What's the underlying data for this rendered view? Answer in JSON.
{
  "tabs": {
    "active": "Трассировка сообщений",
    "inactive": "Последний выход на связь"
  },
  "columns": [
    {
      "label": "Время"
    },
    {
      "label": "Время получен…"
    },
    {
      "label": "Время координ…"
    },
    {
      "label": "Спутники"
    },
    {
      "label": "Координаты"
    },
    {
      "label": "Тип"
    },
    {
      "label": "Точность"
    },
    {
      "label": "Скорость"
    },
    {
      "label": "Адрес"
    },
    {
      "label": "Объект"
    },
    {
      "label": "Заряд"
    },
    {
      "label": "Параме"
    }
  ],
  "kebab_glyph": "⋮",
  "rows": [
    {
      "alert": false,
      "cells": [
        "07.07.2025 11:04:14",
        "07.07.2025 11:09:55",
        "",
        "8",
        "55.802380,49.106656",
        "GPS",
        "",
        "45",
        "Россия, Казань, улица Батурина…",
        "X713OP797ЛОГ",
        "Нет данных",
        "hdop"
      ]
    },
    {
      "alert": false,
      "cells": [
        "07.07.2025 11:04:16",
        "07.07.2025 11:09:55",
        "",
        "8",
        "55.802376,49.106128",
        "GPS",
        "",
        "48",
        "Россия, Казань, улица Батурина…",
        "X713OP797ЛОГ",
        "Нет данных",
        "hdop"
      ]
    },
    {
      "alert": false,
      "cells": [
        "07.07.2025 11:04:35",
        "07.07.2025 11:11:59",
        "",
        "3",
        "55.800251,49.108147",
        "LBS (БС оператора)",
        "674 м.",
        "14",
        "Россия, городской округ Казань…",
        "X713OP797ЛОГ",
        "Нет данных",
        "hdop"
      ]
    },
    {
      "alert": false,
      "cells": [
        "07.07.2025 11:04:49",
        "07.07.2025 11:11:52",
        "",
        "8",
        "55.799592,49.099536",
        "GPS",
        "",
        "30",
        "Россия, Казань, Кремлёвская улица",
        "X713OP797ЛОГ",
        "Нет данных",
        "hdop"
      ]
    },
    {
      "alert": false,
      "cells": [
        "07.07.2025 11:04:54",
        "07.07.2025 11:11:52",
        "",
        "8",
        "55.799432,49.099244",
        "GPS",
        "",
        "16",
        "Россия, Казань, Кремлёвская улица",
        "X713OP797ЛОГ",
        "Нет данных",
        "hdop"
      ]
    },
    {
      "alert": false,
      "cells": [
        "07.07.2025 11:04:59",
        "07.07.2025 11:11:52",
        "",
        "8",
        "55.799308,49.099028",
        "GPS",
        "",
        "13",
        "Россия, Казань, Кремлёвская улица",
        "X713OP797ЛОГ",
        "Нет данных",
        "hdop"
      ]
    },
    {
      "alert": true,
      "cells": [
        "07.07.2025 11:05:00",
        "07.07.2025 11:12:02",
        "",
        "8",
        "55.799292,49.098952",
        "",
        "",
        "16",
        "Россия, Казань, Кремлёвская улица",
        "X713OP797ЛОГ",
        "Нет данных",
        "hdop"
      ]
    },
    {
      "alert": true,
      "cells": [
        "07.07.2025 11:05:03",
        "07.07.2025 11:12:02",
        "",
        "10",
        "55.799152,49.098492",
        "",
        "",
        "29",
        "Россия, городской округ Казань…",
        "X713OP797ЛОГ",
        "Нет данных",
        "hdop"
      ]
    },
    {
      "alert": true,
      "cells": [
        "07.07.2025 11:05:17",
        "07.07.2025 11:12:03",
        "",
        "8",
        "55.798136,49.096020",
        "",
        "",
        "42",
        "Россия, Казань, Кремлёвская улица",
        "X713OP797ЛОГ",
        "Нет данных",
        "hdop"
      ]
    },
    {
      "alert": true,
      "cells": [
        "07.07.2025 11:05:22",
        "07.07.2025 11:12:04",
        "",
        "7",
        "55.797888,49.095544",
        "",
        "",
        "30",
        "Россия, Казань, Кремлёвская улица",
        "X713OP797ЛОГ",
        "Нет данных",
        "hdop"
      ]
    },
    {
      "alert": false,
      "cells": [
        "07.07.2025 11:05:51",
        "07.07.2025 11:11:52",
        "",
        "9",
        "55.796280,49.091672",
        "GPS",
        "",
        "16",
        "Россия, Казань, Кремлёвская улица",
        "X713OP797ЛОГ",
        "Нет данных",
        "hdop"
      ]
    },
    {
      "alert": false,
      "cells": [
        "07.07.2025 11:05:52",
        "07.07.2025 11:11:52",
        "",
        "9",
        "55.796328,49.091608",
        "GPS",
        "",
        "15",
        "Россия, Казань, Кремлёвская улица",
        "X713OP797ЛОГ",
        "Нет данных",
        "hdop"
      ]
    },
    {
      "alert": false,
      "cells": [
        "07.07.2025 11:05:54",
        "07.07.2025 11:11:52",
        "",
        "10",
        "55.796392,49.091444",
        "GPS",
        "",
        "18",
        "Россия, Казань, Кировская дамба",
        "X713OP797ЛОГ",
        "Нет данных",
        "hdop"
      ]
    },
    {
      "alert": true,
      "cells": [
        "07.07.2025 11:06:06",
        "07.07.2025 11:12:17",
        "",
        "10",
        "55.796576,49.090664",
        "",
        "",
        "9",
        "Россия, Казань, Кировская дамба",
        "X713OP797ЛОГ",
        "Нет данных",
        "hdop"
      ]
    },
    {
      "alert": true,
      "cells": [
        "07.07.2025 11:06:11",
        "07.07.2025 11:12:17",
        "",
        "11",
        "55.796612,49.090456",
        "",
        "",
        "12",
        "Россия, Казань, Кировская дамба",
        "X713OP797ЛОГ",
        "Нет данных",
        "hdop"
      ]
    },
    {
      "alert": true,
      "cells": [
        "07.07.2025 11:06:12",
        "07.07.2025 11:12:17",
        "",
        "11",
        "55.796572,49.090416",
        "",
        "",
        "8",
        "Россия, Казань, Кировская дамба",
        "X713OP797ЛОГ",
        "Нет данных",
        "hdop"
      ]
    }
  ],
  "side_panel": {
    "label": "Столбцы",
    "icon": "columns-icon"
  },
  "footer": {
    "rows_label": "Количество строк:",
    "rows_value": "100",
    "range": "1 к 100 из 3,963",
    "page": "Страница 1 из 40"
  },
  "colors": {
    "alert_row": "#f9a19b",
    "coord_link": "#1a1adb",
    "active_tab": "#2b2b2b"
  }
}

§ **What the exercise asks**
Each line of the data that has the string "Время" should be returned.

§ **Final answer**
      "label": "Время"
      "label": "Время получен…"
      "label": "Время координ…"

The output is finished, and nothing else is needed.